Your friends and family really don’t care what size you are, no one in the street knows (or even actually cares) what your clothes label says. Sometimes it’s just the little things that make it worth it – being able to go out with your friends and order a milky drink instead of just having water and saying yes to dessert when you’re out for a meal.
I’m also learning to dress for a completely different body type, which again is challenging but something which I’m trying to turn in to a positive and make as exciting as possible. But it is actually easier to find clothes now and interestingly I actually feel way more confident and comfortable with my body – I look like a woman, not like a child.
And what about my smaller clothes?
I ended up with over 70 items to sell on my Depop. It was a little frustrating, as there were lots of pieces that I absolutely loved and had only worn once and some items I hadn’t even worn at all. But I don’t associate those clothes with happy memories so I had no doubt in my mind that it was best to let go of them completely – that way there would never be any temptation to go back.
It’s also more motivation not to lose weight or relapse again, as I definitely don’t want to have to go through the process or expense of buying more clothes again.
Being in a bigger body and gaining weight has allowed me to do things and live a life that my smaller body never would have allowed. I’ve gone from a size 2-8 to a 10-14 and it’s the best thing that I’ve ever done.
If you take one thing away from this post then let it be this: don’t let gaining weight or changing clothes size stop you from recovering, there’s so much more to life than that.
If you are suffering from, in recovery, or think that you have a disordered relationship with food then please visit your GP. You can also find advice and resources on the following websites: Beat, Mind and the NHS.

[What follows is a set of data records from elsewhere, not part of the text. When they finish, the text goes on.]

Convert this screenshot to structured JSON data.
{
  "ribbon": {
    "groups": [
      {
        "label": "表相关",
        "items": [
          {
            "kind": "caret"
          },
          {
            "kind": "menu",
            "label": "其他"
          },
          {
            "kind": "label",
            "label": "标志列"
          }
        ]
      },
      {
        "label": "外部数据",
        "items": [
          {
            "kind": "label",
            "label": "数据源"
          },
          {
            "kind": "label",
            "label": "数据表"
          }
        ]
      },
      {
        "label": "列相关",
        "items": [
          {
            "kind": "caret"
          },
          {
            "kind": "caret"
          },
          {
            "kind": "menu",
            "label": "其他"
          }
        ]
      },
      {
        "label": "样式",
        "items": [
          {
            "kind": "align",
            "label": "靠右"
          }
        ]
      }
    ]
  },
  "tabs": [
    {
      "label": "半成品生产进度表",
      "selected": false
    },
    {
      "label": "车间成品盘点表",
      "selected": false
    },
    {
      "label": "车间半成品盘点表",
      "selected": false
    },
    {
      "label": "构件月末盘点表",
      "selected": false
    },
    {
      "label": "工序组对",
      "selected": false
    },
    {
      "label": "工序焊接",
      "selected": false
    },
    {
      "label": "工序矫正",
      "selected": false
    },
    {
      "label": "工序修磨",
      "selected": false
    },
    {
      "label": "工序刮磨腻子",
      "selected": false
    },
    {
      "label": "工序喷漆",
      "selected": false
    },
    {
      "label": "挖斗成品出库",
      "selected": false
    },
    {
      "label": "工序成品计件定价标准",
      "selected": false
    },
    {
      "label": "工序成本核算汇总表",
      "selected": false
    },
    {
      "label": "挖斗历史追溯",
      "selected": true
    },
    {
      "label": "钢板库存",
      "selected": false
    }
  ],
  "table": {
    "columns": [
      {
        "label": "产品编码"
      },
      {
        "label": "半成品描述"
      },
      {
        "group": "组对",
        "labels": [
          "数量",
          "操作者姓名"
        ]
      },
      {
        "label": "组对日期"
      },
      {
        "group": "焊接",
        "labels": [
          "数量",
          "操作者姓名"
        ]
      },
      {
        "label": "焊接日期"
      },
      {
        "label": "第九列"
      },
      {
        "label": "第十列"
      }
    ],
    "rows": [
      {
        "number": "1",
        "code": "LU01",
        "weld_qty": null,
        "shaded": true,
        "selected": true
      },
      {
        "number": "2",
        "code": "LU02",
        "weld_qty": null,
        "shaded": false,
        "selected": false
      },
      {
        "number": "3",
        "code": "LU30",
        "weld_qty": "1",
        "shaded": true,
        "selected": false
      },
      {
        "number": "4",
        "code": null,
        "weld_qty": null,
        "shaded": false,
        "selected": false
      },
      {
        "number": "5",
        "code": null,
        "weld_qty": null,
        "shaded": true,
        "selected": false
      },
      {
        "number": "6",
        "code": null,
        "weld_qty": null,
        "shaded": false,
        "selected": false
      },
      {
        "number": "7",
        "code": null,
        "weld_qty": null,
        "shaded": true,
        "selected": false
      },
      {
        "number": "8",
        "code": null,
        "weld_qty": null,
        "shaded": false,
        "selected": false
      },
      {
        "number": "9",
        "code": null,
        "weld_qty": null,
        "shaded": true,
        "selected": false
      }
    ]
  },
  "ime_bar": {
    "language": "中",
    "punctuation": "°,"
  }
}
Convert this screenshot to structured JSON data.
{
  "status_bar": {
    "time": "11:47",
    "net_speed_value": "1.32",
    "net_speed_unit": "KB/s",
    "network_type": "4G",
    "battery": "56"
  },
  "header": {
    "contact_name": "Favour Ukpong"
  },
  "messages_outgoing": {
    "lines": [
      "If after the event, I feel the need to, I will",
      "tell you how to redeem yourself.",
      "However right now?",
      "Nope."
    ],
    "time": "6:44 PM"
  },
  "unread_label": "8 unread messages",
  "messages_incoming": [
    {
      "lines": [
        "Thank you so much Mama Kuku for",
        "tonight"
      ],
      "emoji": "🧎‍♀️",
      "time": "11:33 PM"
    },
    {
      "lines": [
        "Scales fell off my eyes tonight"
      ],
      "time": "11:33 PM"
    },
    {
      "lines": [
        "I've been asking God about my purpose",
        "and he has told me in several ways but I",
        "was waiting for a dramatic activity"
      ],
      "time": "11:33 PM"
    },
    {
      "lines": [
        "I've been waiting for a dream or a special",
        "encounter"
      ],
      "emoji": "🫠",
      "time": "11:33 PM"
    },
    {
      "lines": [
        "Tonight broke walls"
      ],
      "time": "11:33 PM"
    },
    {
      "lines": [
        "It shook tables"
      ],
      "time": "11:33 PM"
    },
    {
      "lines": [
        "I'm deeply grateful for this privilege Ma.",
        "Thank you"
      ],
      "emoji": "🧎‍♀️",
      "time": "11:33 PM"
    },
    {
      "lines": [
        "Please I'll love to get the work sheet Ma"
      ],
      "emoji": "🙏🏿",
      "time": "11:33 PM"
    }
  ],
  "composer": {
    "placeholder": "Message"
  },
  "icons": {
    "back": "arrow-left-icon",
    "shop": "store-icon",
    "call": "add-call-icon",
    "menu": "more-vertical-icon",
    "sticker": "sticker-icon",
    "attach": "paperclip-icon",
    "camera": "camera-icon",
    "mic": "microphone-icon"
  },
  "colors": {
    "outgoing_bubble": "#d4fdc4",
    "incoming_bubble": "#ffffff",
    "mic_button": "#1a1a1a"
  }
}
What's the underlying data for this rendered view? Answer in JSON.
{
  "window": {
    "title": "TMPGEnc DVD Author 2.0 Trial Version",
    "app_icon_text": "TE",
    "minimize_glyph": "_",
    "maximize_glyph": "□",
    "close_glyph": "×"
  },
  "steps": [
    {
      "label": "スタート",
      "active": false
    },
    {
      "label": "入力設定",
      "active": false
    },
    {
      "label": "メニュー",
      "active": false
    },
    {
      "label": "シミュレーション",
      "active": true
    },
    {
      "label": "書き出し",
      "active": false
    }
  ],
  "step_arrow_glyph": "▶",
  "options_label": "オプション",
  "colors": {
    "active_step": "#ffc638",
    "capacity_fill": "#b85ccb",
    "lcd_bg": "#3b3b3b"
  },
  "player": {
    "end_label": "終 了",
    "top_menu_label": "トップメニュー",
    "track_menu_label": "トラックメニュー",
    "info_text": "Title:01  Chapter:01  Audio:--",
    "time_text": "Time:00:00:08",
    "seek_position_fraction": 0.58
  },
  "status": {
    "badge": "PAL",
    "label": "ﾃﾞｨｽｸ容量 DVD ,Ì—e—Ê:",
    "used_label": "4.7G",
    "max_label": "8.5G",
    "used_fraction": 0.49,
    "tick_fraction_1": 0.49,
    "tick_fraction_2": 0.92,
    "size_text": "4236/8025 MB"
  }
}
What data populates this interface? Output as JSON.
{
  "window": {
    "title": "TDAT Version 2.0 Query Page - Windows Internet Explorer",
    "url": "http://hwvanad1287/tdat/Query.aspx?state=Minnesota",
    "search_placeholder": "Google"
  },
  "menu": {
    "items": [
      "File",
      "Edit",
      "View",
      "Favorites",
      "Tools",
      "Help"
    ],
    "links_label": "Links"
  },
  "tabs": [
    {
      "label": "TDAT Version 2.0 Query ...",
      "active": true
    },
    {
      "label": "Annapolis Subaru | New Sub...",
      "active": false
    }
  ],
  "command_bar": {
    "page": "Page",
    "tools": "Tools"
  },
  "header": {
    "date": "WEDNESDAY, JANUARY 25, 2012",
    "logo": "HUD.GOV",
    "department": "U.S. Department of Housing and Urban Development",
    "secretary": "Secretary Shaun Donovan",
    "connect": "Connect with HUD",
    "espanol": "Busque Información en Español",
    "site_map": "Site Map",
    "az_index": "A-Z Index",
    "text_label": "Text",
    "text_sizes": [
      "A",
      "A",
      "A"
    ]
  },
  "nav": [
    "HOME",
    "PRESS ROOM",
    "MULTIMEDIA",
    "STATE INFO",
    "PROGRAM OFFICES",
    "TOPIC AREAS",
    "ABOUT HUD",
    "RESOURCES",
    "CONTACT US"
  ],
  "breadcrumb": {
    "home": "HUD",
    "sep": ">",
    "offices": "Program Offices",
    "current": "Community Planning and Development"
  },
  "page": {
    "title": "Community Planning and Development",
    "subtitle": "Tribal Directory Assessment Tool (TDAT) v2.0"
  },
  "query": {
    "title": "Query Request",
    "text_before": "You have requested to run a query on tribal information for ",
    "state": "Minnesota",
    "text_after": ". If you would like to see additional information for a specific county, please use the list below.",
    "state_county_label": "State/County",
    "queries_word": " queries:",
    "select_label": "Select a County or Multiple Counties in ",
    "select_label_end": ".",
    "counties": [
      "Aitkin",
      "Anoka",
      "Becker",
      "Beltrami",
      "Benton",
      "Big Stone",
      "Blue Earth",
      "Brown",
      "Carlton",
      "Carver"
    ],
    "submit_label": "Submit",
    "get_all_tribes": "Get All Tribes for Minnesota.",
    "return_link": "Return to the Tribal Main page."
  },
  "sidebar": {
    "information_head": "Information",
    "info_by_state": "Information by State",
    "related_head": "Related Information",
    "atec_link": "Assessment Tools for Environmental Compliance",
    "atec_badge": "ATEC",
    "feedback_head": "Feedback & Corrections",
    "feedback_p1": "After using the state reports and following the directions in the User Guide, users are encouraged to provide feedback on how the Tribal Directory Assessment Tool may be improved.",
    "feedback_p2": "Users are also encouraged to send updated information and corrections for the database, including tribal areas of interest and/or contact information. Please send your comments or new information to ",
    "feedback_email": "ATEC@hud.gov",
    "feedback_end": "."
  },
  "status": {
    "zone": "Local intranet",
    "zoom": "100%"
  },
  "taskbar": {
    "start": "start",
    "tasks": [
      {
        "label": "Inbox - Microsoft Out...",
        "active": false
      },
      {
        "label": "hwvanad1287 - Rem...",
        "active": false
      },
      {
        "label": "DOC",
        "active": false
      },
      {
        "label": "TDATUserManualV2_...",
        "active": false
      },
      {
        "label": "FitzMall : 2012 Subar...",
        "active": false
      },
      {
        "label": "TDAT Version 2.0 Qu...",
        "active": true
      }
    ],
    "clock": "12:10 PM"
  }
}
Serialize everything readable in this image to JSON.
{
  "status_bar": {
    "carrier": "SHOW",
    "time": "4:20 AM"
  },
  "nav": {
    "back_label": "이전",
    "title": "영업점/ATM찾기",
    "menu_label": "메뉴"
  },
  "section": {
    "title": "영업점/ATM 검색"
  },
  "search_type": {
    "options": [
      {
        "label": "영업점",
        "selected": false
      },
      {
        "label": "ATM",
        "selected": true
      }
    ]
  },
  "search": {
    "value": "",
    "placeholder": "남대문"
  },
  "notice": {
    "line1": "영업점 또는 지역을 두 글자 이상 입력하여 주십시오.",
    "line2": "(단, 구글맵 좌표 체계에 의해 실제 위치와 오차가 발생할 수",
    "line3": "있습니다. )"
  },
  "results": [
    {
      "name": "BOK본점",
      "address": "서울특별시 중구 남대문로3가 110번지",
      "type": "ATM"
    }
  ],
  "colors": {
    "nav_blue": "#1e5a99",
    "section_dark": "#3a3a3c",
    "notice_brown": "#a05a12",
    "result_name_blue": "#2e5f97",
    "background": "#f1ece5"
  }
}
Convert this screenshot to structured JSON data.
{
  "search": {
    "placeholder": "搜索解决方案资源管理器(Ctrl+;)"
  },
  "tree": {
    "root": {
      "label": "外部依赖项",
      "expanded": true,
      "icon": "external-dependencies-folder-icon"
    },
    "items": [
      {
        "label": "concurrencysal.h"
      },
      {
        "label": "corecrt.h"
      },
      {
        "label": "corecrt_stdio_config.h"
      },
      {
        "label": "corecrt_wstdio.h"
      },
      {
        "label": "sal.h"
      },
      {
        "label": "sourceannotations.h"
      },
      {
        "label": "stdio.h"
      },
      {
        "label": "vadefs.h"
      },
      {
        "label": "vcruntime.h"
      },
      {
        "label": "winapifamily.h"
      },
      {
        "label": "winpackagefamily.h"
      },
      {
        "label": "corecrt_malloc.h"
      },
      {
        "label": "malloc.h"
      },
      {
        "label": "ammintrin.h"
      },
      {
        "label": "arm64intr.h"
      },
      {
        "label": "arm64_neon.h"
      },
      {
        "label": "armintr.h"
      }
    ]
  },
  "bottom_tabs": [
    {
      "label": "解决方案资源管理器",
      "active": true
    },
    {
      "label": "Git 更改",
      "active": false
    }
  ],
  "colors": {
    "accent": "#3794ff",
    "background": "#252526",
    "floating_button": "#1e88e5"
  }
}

*I’m not shaming anyone that fits in to these clothes sizes, but for my body it wasn’t healthy.